[Data about app and page elements]
#####

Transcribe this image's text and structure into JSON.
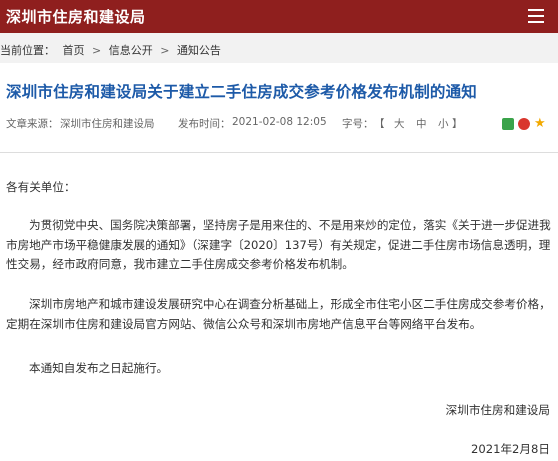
{
  "header": {
    "site_title": "深圳市住房和建设局",
    "menu_icon": "hamburger-menu-icon"
  },
  "breadcrumb": {
    "prefix": "当前位置：",
    "items": [
      "首页",
      "信息公开",
      "通知公告"
    ],
    "separator": ">"
  },
  "article": {
    "title": "深圳市住房和建设局关于建立二手住房成交参考价格发布机制的通知",
    "source_label": "文章来源：",
    "source_value": "深圳市住房和建设局",
    "time_label": "发布时间：",
    "time_value": "2021-02-08 12:05",
    "font_size_label": "字号：",
    "font_size_open": "【",
    "font_size_options": [
      "大",
      "中",
      "小"
    ],
    "font_size_close": "】",
    "share_icons": [
      "wechat-icon",
      "weibo-icon",
      "favorite-star-icon"
    ],
    "salutation": "各有关单位：",
    "paragraphs": [
      "为贯彻党中央、国务院决策部署，坚持房子是用来住的、不是用来炒的定位，落实《关于进一步促进我市房地产市场平稳健康发展的通知》（深建字〔2020〕137号）有关规定，促进二手住房市场信息透明，理性交易，经市政府同意，我市建立二手住房成交参考价格发布机制。",
      "深圳市房地产和城市建设发展研究中心在调查分析基础上，形成全市住宅小区二手住房成交参考价格，定期在深圳市住房和建设局官方网站、微信公众号和深圳市房地产信息平台等网络平台发布。",
      "本通知自发布之日起施行。"
    ],
    "signature": "深圳市住房和建设局",
    "date": "2021年2月8日"
  },
  "colors": {
    "header_bg": "#8f1f1e",
    "title_blue": "#1d5aa8",
    "breadcrumb_bg": "#f2f2f2"
  }
}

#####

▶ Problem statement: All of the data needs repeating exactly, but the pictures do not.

▶ Written solution:
Transcribe this image's text and structure into JSON.
{
  "header": {
    "site_title": "深圳市住房和建设局",
    "menu_icon": "hamburger-menu-icon"
  },
  "breadcrumb": {
    "prefix": "当前位置：",
    "items": [
      "首页",
      "信息公开",
      "通知公告"
    ],
    "separator": ">"
  },
  "article": {
    "title": "深圳市住房和建设局关于建立二手住房成交参考价格发布机制的通知",
    "source_label": "文章来源：",
    "source_value": "深圳市住房和建设局",
    "time_label": "发布时间：",
    "time_value": "2021-02-08 12:05",
    "font_size_label": "字号：",
    "font_size_open": "【",
    "font_size_options": [
      "大",
      "中",
      "小"
    ],
    "font_size_close": "】",
    "share_icons": [
      "wechat-icon",
      "weibo-icon",
      "favorite-star-icon"
    ],
    "salutation": "各有关单位：",
    "paragraphs": [
      "为贯彻党中央、国务院决策部署，坚持房子是用来住的、不是用来炒的定位，落实《关于进一步促进我市房地产市场平稳健康发展的通知》（深建字〔2020〕137号）有关规定，促进二手住房市场信息透明，理性交易，经市政府同意，我市建立二手住房成交参考价格发布机制。",
      "深圳市房地产和城市建设发展研究中心在调查分析基础上，形成全市住宅小区二手住房成交参考价格，定期在深圳市住房和建设局官方网站、微信公众号和深圳市房地产信息平台等网络平台发布。",
      "本通知自发布之日起施行。"
    ],
    "signature": "深圳市住房和建设局",
    "date": "2021年2月8日"
  },
  "colors": {
    "header_bg": "#8f1f1e",
    "title_blue": "#1d5aa8",
    "breadcrumb_bg": "#f2f2f2"
  }
}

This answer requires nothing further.